§ GOAL OF THE EXERCISE: Copy out all of the entries below without any change.

[Data about app and page elements]

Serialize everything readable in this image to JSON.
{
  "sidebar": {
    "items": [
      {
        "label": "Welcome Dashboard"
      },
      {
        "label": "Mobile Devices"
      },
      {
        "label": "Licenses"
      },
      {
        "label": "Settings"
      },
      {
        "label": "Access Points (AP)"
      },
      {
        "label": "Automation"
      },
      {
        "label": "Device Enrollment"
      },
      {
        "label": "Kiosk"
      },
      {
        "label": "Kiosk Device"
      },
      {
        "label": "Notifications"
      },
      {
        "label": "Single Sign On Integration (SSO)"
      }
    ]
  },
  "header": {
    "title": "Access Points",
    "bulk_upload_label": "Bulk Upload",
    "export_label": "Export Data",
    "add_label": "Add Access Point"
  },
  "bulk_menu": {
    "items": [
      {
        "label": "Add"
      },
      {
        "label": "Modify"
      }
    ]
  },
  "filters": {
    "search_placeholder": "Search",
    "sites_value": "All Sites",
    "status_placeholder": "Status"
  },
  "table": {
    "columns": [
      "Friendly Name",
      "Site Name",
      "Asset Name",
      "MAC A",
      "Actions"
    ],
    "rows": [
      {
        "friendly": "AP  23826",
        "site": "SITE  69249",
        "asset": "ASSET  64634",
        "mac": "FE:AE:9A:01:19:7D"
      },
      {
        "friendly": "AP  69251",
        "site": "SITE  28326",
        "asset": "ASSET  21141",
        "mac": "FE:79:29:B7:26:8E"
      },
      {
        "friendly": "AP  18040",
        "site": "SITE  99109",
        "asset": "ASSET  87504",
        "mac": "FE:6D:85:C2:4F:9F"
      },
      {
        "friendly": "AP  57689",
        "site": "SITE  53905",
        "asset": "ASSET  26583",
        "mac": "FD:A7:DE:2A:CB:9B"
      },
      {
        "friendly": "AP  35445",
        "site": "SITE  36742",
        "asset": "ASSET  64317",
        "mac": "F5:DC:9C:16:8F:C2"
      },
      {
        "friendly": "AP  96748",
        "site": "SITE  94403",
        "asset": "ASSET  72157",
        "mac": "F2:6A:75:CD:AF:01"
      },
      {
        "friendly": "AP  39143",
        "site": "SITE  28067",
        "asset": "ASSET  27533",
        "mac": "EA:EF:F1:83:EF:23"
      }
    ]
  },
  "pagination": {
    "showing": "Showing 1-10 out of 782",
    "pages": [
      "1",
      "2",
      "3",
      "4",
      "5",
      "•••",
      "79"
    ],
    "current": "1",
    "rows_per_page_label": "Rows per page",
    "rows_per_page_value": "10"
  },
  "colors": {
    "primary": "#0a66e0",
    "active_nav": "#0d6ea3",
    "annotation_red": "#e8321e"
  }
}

§ EXERCISE SOLUTION:
Serialize everything readable in this image to JSON.
{
  "sidebar": {
    "items": [
      {
        "label": "Welcome Dashboard"
      },
      {
        "label": "Mobile Devices"
      },
      {
        "label": "Licenses"
      },
      {
        "label": "Settings"
      },
      {
        "label": "Access Points (AP)"
      },
      {
        "label": "Automation"
      },
      {
        "label": "Device Enrollment"
      },
      {
        "label": "Kiosk"
      },
      {
        "label": "Kiosk Device"
      },
      {
        "label": "Notifications"
      },
      {
        "label": "Single Sign On Integration (SSO)"
      }
    ]
  },
  "header": {
    "title": "Access Points",
    "bulk_upload_label": "Bulk Upload",
    "export_label": "Export Data",
    "add_label": "Add Access Point"
  },
  "bulk_menu": {
    "items": [
      {
        "label": "Add"
      },
      {
        "label": "Modify"
      }
    ]
  },
  "filters": {
    "search_placeholder": "Search",
    "sites_value": "All Sites",
    "status_placeholder": "Status"
  },
  "table": {
    "columns": [
      "Friendly Name",
      "Site Name",
      "Asset Name",
      "MAC A",
      "Actions"
    ],
    "rows": [
      {
        "friendly": "AP  23826",
        "site": "SITE  69249",
        "asset": "ASSET  64634",
        "mac": "FE:AE:9A:01:19:7D"
      },
      {
        "friendly": "AP  69251",
        "site": "SITE  28326",
        "asset": "ASSET  21141",
        "mac": "FE:79:29:B7:26:8E"
      },
      {
        "friendly": "AP  18040",
        "site": "SITE  99109",
        "asset": "ASSET  87504",
        "mac": "FE:6D:85:C2:4F:9F"
      },
      {
        "friendly": "AP  57689",
        "site": "SITE  53905",
        "asset": "ASSET  26583",
        "mac": "FD:A7:DE:2A:CB:9B"
      },
      {
        "friendly": "AP  35445",
        "site": "SITE  36742",
        "asset": "ASSET  64317",
        "mac": "F5:DC:9C:16:8F:C2"
      },
      {
        "friendly": "AP  96748",
        "site": "SITE  94403",
        "asset": "ASSET  72157",
        "mac": "F2:6A:75:CD:AF:01"
      },
      {
        "friendly": "AP  39143",
        "site": "SITE  28067",
        "asset": "ASSET  27533",
        "mac": "EA:EF:F1:83:EF:23"
      }
    ]
  },
  "pagination": {
    "showing": "Showing 1-10 out of 782",
    "pages": [
      "1",
      "2",
      "3",
      "4",
      "5",
      "•••",
      "79"
    ],
    "current": "1",
    "rows_per_page_label": "Rows per page",
    "rows_per_page_value": "10"
  },
  "colors": {
    "primary": "#0a66e0",
    "active_nav": "#0d6ea3",
    "annotation_red": "#e8321e"
  }
}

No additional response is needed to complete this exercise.